Also, I have some dear friends from Montana that are here today, and my wife and I and son have shared many wonderful days in the great state of Montana. And when I talk about the two, Jamie Roberts, what a wonderful guy he is, and Brian Wheeler, who's been so helpful over so many of the years, as I wanted to say.
And nothing ‑‑ and then we have so many people that are local people that I know and want to thank. You know, it starts with my good friend ‑‑ my good friend ‑‑ he's a pretty good friend; I can’t think of his name.
But I've got a neighbor just down the block, and he's the greatest entrepreneur in the state of Texas and in the entire world, and he's here tonight with his family and two children.
And nothing would be more complete here unless I talked about Randy Allen, a high school coach at Highland Park High School who has won a state championship three years in a row and overcome a great deal. And is not only that, he was the 2018 High School Coach of the Year.

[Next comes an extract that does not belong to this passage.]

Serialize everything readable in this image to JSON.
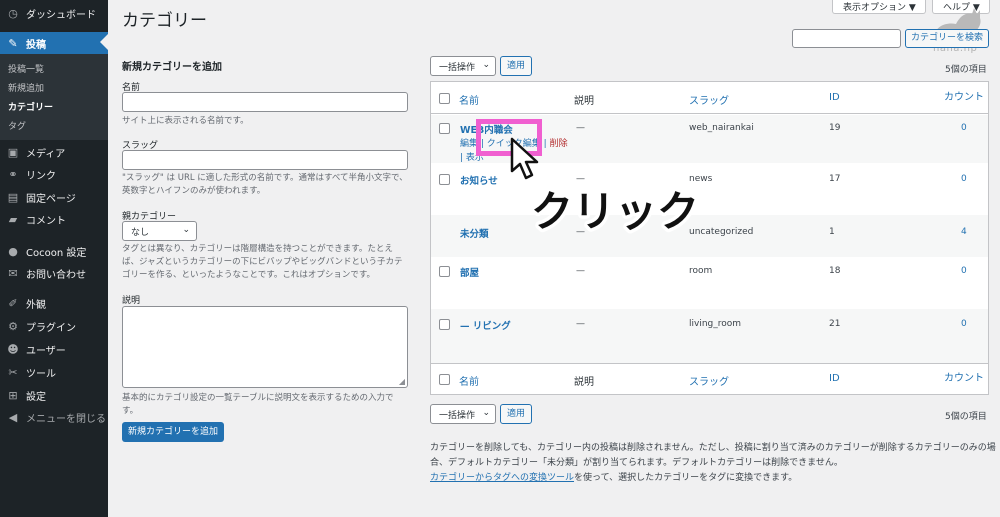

And I spent many afternoons over there.
And I've got a great dear friend by the name of Frazier Maxwell, who's really been my personal assistant for the last 20 years and really keeps me on the straight and narrow.

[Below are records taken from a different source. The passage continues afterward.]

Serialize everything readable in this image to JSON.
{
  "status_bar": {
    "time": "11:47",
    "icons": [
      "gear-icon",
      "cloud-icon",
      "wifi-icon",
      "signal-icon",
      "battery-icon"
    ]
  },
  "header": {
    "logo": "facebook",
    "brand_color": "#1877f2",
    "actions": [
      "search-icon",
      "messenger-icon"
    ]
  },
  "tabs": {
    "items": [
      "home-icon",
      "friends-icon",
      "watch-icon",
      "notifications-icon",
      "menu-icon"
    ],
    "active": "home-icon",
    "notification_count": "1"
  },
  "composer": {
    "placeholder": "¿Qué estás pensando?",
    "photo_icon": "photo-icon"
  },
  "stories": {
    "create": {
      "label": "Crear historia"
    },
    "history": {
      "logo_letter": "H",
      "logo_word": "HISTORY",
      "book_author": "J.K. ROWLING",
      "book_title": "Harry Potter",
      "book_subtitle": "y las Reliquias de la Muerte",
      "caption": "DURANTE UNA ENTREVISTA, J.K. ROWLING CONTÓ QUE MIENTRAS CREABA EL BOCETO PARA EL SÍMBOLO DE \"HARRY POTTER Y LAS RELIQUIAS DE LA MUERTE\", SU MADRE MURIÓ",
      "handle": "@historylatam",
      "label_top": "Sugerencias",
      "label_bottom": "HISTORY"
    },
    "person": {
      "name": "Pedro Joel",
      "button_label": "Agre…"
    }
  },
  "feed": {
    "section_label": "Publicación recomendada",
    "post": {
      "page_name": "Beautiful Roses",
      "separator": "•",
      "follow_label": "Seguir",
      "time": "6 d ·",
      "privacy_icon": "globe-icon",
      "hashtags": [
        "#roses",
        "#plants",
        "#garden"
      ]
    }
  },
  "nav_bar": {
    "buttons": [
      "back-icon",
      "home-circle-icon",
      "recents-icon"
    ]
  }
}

I'm here today because of a great organization, and at that great organization, as far as I'm concerned, is the office of the National Football League.
Everybody that I've worked with at 345 Park Avenue and I've had the pleasure of working alongside for the past three decades, but especially Greg Aiello, who's no longer with the league; Tracy Perlman, who does such a great job with the players; Michael Signora; Pete Abitante; Joe Browne; and Commissioner Roger Goodell for their respect and assistance.
I'm here today because of the great organization like the Dallas Cowboys that had an owner, a general manager, and a head coach who believed in my ability to find talented players and build a roster. The great players we were fortunate enough to draft and sign are the reason the Cowboys have won five Super Bowls. And I've seen 25 of these players that we drafted are right here in the Hall of Fame today as players, coaches, and contributors, is what it is.
And I want to say this: I'm lucky to be involved in this great enterprise, and I thank all these coaches and players on the staff that we've worked with all the time. I'm so proud of being a part of a continuing impact of the National Football League.
Thank you again to the Hall of Fame voters for this incredible honor and thank you for every one of you who is here today and the millions of Cowboy fans all over the world.
And thank you so much to all the fine people of Canton, Ohio, for having me here today. Thank you very much.